Roger Berthoud was a distinguished and versatile journalist, as well as the writer of authoritative biographies of Graham Sutherland and Henry Moore. His long career started on the Daily Express in Manchester and he ended as chief leader writer for The Independent in its early days. He was liberal, pro-European, scrupulous about accuracy and fairness and sceptical of extreme views of every colour.
This did not mean that he lacked strong and well-informed convictions. In his entertaining (and occasionally a shade over-candid) autobiography he wrote: "I believe we Britons live in a country that has been consistently badly governed in my lifetime, by both main parties" – though he made a qualified exception for Attlee's postwar administration and Margaret Thatcher's first term. He particularly blamed what he called "our scandalously unjust electoral system", and his views were coloured by the period he spent as The Times correspondent, first in Bonn and then in Brussels.
Early in the Second World War he was sent with his younger sister as an evacuee to Canada, returning at the age of nine to join his elder brother Martin at a boarding prep school before going to Rugby. Called up for National Service, he discovered that he did not suit the army, and that the army did not suit him. As a result he was not given a commission, instead becoming a clerk in the Royal Artillery and serving during the Cold War in South Korea. He was also stationed in West Germany, where he would later return as a senior journalist.
After leaving the forces he went to Cambridge to read modern languages, an educational journey similar to many of his upper-middle class generation. From the Daily Express in 1960 he joined the London Evening Standard, working on the Londoner's Diary.
There, he worked with youngsters such as Max Hastings and Magnus Linklater. One of the choicest diary items he came up with concerned the 1963 Profumo affair, when the cabinet minister Jack Profumo had to resign after been detected in an amorous liaison.
During a spell in Paris Berthoud discovered that General de Gaulle had been following the affair. He reported that General had remarked to an aide, "That will teach the English to try and behave like Frenchmen." In 1967 he joined The Times, first working on its diary before being posted to Bonn. During the 1980s he left The Times to become deputy editor of the Illustrated London News, where for six years his column "Encounters with Roger Berthoud" proved highly popular.
Two people particularly influenced him, notably his formidable father Sir Eric Berthoud, a diplomat of Swiss descent who was Britain's ambassador in Copenhagen and Warsaw. The family base in England was an impressive country pile in Essex, where he spent his holidays and developed a passion for birdwatching. An important mentor was Maurice Ash, a wealthy expert on modern art and Buddhism whose homes at Dartington and Cap d'Antibes were frequent holiday locations.

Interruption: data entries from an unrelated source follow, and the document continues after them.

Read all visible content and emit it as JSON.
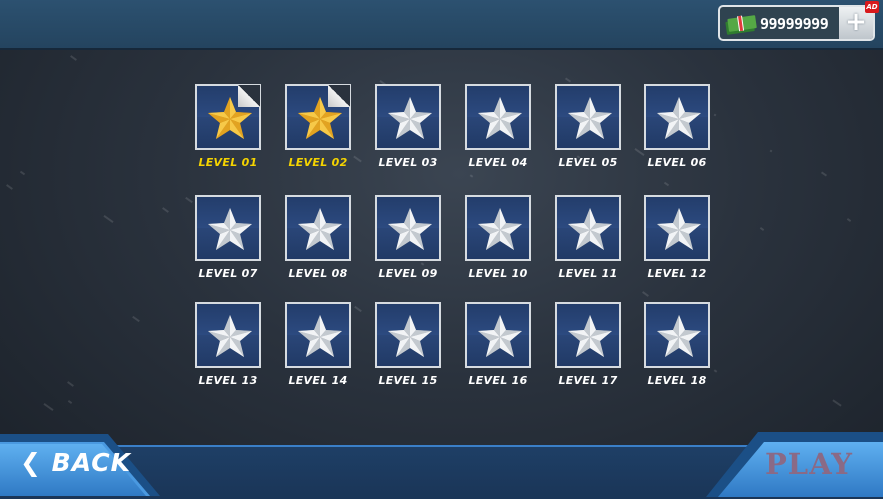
{
  "currency": {
    "amount": "99999999",
    "add_label": "+",
    "ad_badge": "AD",
    "icon": "cash-stack-icon"
  },
  "levels": [
    {
      "label": "LEVEL 01",
      "state": "unlocked",
      "star": "gold-star-icon"
    },
    {
      "label": "LEVEL 02",
      "state": "unlocked",
      "star": "gold-star-icon"
    },
    {
      "label": "LEVEL 03",
      "state": "locked",
      "star": "silver-star-icon"
    },
    {
      "label": "LEVEL 04",
      "state": "locked",
      "star": "silver-star-icon"
    },
    {
      "label": "LEVEL 05",
      "state": "locked",
      "star": "silver-star-icon"
    },
    {
      "label": "LEVEL 06",
      "state": "locked",
      "star": "silver-star-icon"
    },
    {
      "label": "LEVEL 07",
      "state": "locked",
      "star": "silver-star-icon"
    },
    {
      "label": "LEVEL 08",
      "state": "locked",
      "star": "silver-star-icon"
    },
    {
      "label": "LEVEL 09",
      "state": "locked",
      "star": "silver-star-icon"
    },
    {
      "label": "LEVEL 10",
      "state": "locked",
      "star": "silver-star-icon"
    },
    {
      "label": "LEVEL 11",
      "state": "locked",
      "star": "silver-star-icon"
    },
    {
      "label": "LEVEL 12",
      "state": "locked",
      "star": "silver-star-icon"
    },
    {
      "label": "LEVEL 13",
      "state": "locked",
      "star": "silver-star-icon"
    },
    {
      "label": "LEVEL 14",
      "state": "locked",
      "star": "silver-star-icon"
    },
    {
      "label": "LEVEL 15",
      "state": "locked",
      "star": "silver-star-icon"
    },
    {
      "label": "LEVEL 16",
      "state": "locked",
      "star": "silver-star-icon"
    },
    {
      "label": "LEVEL 17",
      "state": "locked",
      "star": "silver-star-icon"
    },
    {
      "label": "LEVEL 18",
      "state": "locked",
      "star": "silver-star-icon"
    }
  ],
  "footer": {
    "back_label": "BACK",
    "back_icon": "chevron-left-icon",
    "play_label": "PLAY"
  },
  "colors": {
    "gold_label": "#f5d400",
    "tile_blue": "#2a4678",
    "accent_blue": "#3a7fc8",
    "play_text": "#8a6a86"
  }
}
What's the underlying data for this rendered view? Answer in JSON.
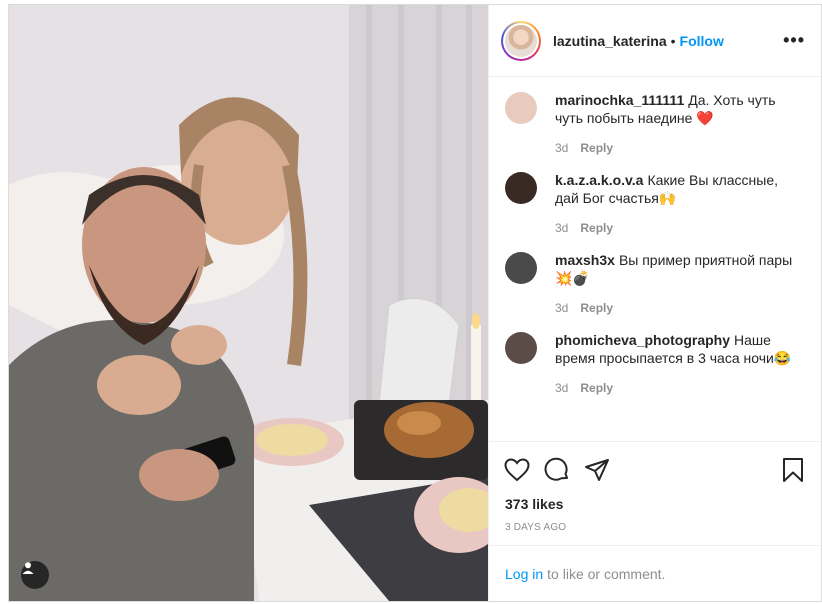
{
  "header": {
    "username": "lazutina_katerina",
    "separator": "•",
    "follow_label": "Follow",
    "more_label": "•••"
  },
  "comments": [
    {
      "username": "marinochka_111111",
      "text": "Да. Хоть чуть чуть побыть наедине ❤️",
      "time": "3d",
      "reply_label": "Reply",
      "avatar_color": "#e8cbbd"
    },
    {
      "username": "k.a.z.a.k.o.v.a",
      "text": "Какие Вы классные, дай Бог счастья🙌",
      "time": "3d",
      "reply_label": "Reply",
      "avatar_color": "#3a2a24"
    },
    {
      "username": "maxsh3x",
      "text": "Вы пример приятной пары 💥💣",
      "time": "3d",
      "reply_label": "Reply",
      "avatar_color": "#4a4a4a"
    },
    {
      "username": "phomicheva_photography",
      "text": "Наше время просыпается в 3 часа ночи😂",
      "time": "3d",
      "reply_label": "Reply",
      "avatar_color": "#5b4c48"
    }
  ],
  "actions": {
    "icons": [
      "heart-icon",
      "comment-icon",
      "share-icon",
      "bookmark-icon"
    ],
    "likes": "373 likes",
    "posted_ago": "3 DAYS AGO"
  },
  "login_bar": {
    "login_label": "Log in",
    "suffix": "to like or comment."
  },
  "colors": {
    "accent": "#0095f6",
    "text": "#262626",
    "muted": "#8e8e8e",
    "border": "#dbdbdb"
  }
}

During his time in Cambridge Berthoud had developed a deep interest in the arts, in particular painting and sculpture, and in the 1980s he produced two well-received books. The first, Graham Sutherland: a biography was well-reviewed, while five years later he published a similarly well-received life of Henry Moore. In expressing regret at Berthoud's death, the Henry Moore Foundation noted that he spent five years researching the book, which it describes as the sculptor's definitive biography. His research papers, which were acquired by the Foundation, form part of the Henry Moore Archives.
He advocated writing with a "gossamer touch," and was noted for his own success in doing so. One reviewer of his memoir, People, Politics and Paintings, lauded it as "exceptionally entertaining, wittily distilled with an exemplary freshness and a delightfully light touch."
Berthoud's wife Joy, also a journalist and author, ensured that invitations to their house on the edge of Hampstead Heath were much sought after and opened many doors. In later years they chose to live apart, and he moved from London to live near Bradford on Avon in Wiltshire, near his daughters, Lucy and Lottie, and his three grandchildren.
There, he said, the best view in Wiltshire was "from my terrace." He enthused: "It overlooks the valley. I can see the Kennet and Avon Canal and the river. There is a wood behind and when the sun sets the way the light catches the tops of the trees is very beautiful. And I can see Bradford twinkling in the distance."
John Landell Mills writes: My wife and I were friends with him for over 50 years, and we remember him with affection and respect. If he lent you a book it would always be worth reading; if he recommended an art exhibition or a place to visit it would rarely be a disappointment. And his judgements about politics and people were always perceptive, if sometimes sharp. He was the sort of journalist a civilised, efficient democracy always needs.
Roger Berthoud, journalist and author: born 15 September 1934; married 1964 Joy Tagney (two daughters); died 27 October 2013.Reuse content